Indeed when I travelled overseas I loved to visit the Parks alone. As a writer, my most fun thing to do unfortunately is to be on my own and to observe people. What awed me most were the guys that came out to babysit their babies. Subsequently, with the people I interacted, I never had the inkling whom they loved most between their parents. There were even a few people I met who were brought up by their stay-at-home dads or single dads. It was a very new concept to me no doubt.
Around here, the answer is obvious. I love my mum more than anyone in the world is the common mantra.

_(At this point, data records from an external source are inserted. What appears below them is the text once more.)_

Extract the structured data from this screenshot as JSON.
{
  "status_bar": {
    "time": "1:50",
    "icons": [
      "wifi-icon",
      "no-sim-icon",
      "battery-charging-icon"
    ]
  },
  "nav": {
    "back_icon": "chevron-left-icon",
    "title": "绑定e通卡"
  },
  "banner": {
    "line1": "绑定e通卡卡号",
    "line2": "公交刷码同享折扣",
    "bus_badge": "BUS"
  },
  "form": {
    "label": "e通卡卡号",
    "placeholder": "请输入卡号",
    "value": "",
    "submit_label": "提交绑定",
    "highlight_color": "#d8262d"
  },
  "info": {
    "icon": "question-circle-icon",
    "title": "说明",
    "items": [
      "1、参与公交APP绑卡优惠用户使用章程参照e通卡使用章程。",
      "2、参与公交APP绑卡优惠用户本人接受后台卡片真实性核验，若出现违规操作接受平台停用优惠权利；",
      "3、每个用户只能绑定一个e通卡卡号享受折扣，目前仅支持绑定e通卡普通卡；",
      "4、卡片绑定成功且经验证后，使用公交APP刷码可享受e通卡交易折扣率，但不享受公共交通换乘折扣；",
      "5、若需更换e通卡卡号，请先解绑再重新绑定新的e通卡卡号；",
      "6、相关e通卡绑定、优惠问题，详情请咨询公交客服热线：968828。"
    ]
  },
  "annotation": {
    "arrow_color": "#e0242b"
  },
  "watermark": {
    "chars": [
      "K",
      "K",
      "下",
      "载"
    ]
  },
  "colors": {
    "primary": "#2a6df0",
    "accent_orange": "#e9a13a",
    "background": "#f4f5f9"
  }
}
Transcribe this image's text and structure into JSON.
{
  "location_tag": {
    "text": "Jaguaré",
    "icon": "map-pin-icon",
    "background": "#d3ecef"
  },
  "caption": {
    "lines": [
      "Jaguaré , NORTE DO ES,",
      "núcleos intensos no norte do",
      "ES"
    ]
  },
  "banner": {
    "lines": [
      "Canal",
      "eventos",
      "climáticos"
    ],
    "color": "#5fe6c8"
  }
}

I believe our men here miss out so much with respect to their kids and families in general due to specific gender roles the society carves out for them. Kids grow up so fast, and for the most part, they only see and know their mums-they are sick, they see mum; they are hungry, where is mum; they are happy, mum is with them. Their fathers are like ATMs. And I refer to good fathers here. They need to buy something, that’s when father comes to mind. This is very sad. Dads work so hard, their values should not be measured by monetary gains. It does not belie judgement that family is the most important thing in the world…

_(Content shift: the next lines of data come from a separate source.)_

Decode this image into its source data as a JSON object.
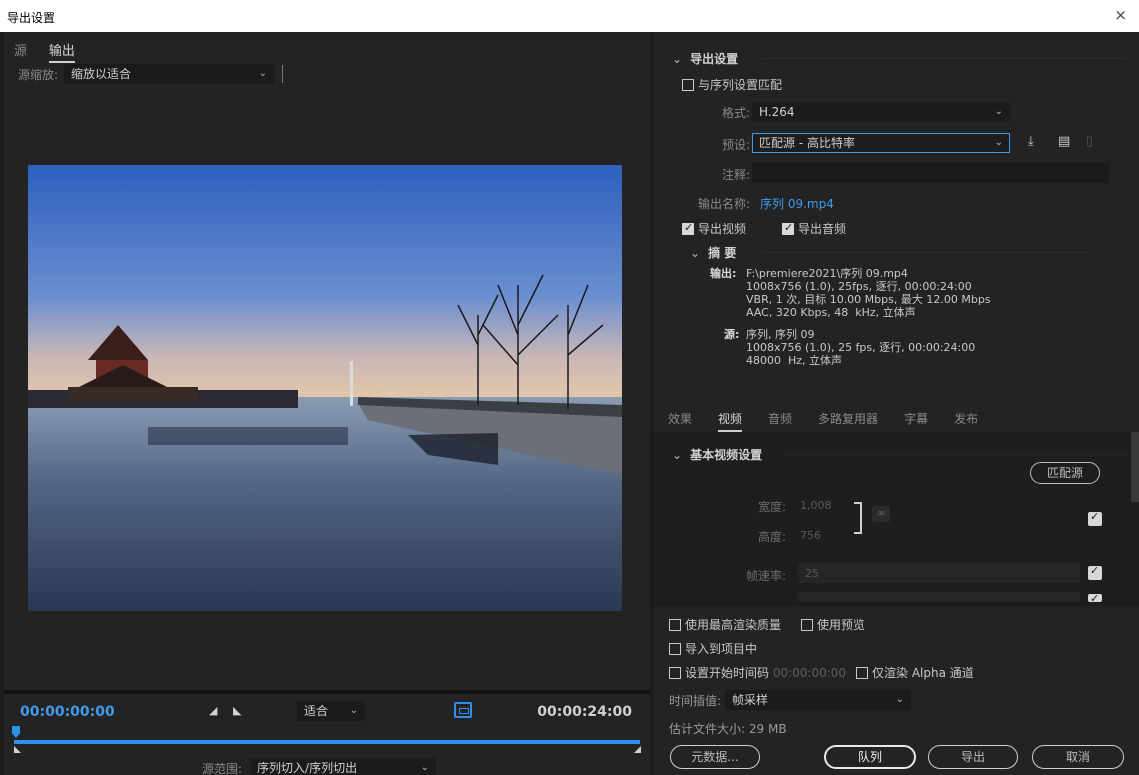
{
  "window": {
    "title": "导出设置",
    "close_glyph": "×"
  },
  "left": {
    "tabs": [
      "源",
      "输出"
    ],
    "active_tab_index": 1,
    "scale_label": "源缩放:",
    "scale_value": "缩放以适合",
    "timecode_start": "00:00:00:00",
    "timecode_end": "00:00:24:00",
    "fit_value": "适合",
    "range_label": "源范围:",
    "range_value": "序列切入/序列切出"
  },
  "export_settings": {
    "header": "导出设置",
    "match_sequence": {
      "label": "与序列设置匹配",
      "checked": false
    },
    "format_label": "格式:",
    "format_value": "H.264",
    "preset_label": "预设:",
    "preset_value": "匹配源 - 高比特率",
    "comment_label": "注释:",
    "comment_value": "",
    "output_name_label": "输出名称:",
    "output_name_value": "序列 09.mp4",
    "export_video": {
      "label": "导出视频",
      "checked": true
    },
    "export_audio": {
      "label": "导出音频",
      "checked": true
    }
  },
  "summary": {
    "header": "摘 要",
    "output_label": "输出:",
    "output_lines": [
      "F:\\premiere2021\\序列 09.mp4",
      "1008x756 (1.0), 25fps, 逐行, 00:00:24:00",
      "VBR, 1 次, 目标 10.00 Mbps, 最大 12.00 Mbps",
      "AAC, 320 Kbps, 48  kHz, 立体声"
    ],
    "source_label": "源:",
    "source_lines": [
      "序列, 序列 09",
      "1008x756 (1.0), 25 fps, 逐行, 00:00:24:00",
      "48000  Hz, 立体声"
    ]
  },
  "subtabs": [
    "效果",
    "视频",
    "音频",
    "多路复用器",
    "字幕",
    "发布"
  ],
  "active_subtab_index": 1,
  "video_basic": {
    "header": "基本视频设置",
    "match_source_button": "匹配源",
    "width_label": "宽度:",
    "width_value": "1,008",
    "height_label": "高度:",
    "height_value": "756",
    "framerate_label": "帧速率:",
    "framerate_value": "25"
  },
  "render_options": {
    "max_render_quality": "使用最高渲染质量",
    "use_previews": "使用预览",
    "import_into_project": "导入到项目中",
    "set_start_timecode": "设置开始时间码",
    "start_timecode_value": "00:00:00:00",
    "render_alpha_only": "仅渲染 Alpha 通道",
    "time_interp_label": "时间插值:",
    "time_interp_value": "帧采样",
    "estimated_size_label": "估计文件大小:",
    "estimated_size_value": "29 MB"
  },
  "buttons": {
    "metadata": "元数据...",
    "queue": "队列",
    "export": "导出",
    "cancel": "取消"
  },
  "colors": {
    "accent_blue": "#2e8ff0",
    "timecode_blue": "#3f9bf0",
    "panel_bg": "#232323"
  },
  "icons": {
    "save_preset": "download-icon",
    "import_preset": "import-preset-icon",
    "delete_preset": "trash-icon",
    "link": "chain-link-icon"
  }
}
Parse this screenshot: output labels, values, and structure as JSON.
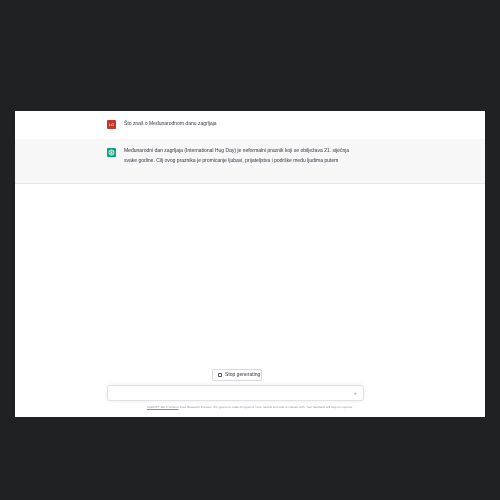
{
  "conversation": {
    "user_message": {
      "avatar_text": "LG",
      "text": "Što znaš o Međunarodnom danu zagrljaja"
    },
    "assistant_message": {
      "text": "Međunarodni dan zagrljaja (International Hug Day) je neformalni praznik koji se obilježava 21. siječnja svake godine. Cilj ovog praznika je promicanje ljubavi, prijateljstva i podrške među ljudima putem"
    }
  },
  "controls": {
    "stop_label": "Stop generating",
    "input_placeholder": "",
    "send_icon": "paper-plane-icon"
  },
  "footer": {
    "link_text": "ChatGPT Jan 9 Version",
    "text": ". Free Research Preview. Our goal is to make AI systems more natural and safe to interact with. Your feedback will help us improve."
  },
  "colors": {
    "background": "#202123",
    "assistant_bg": "#f7f7f8",
    "user_avatar": "#c0392b",
    "assistant_avatar": "#10a37f"
  }
}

Yet nobody wants to be a societal misfit. Societal expectations inveigle too strongly. We conform without questioning for the most part. However much strength of character one possesses, nobody is strong enough to stand alone against societal norms. THE SOCIAL ORDER will tear you apart. My mum will hate my sister-in-law, if she feels she is leaving the woman things for her son to do…It is simply, an abomination!
Thus, whereas gender is relational because it does not exclusively refer to women or to men but rather to relations between them, gender defines certain roles that men and women play in society thus reinforcing stereotypical behaviours, connotations and expectations over time.
Before the Second Republic, I never in my wildest dreams conjured that women could be given such positions of responsibility as heading a Ministry as Minister of State. Inquiries resulted in knowledge about two or three persons who got high in the pinnacles of power before that. Yet I learnt that the earliest a woman got a Phd in The Gambia goes as far back as the 1920s. When I first heard about that in a lecture given by Nana Grey Johnson earlier this year, I was astounded. I could not help but ask, what happened in between that a new impetus had to be injected into the educational system by introducing free education for girls.
The answer is simple. There were no tangible effects for the worth of education for girls. If due consideration was given to educated women then, it would have been enough PR to identify with. In short, the recent notion that women could be Minister of every given post in the echelon of power and/or a Permanent Secretary is what it is, very recent. Seeing the female Ministers especially the Vice President of The Republic, who happens to be the longest serving minister in her position of responsibility, imbues women and girls with the audacity to hope, to conjure the notion in their minds and to work harder still to achieve their dreams-whatever they may be. They are imbued with the hope that they could be placed any posting of responsibility in The Gambia if they work hard enough…
To be continued
Rohey Samba is a Gambian writer and publisher of three anthologies of poems namely, Mother Gambia…Beats, Behind My Back and Heart Songs.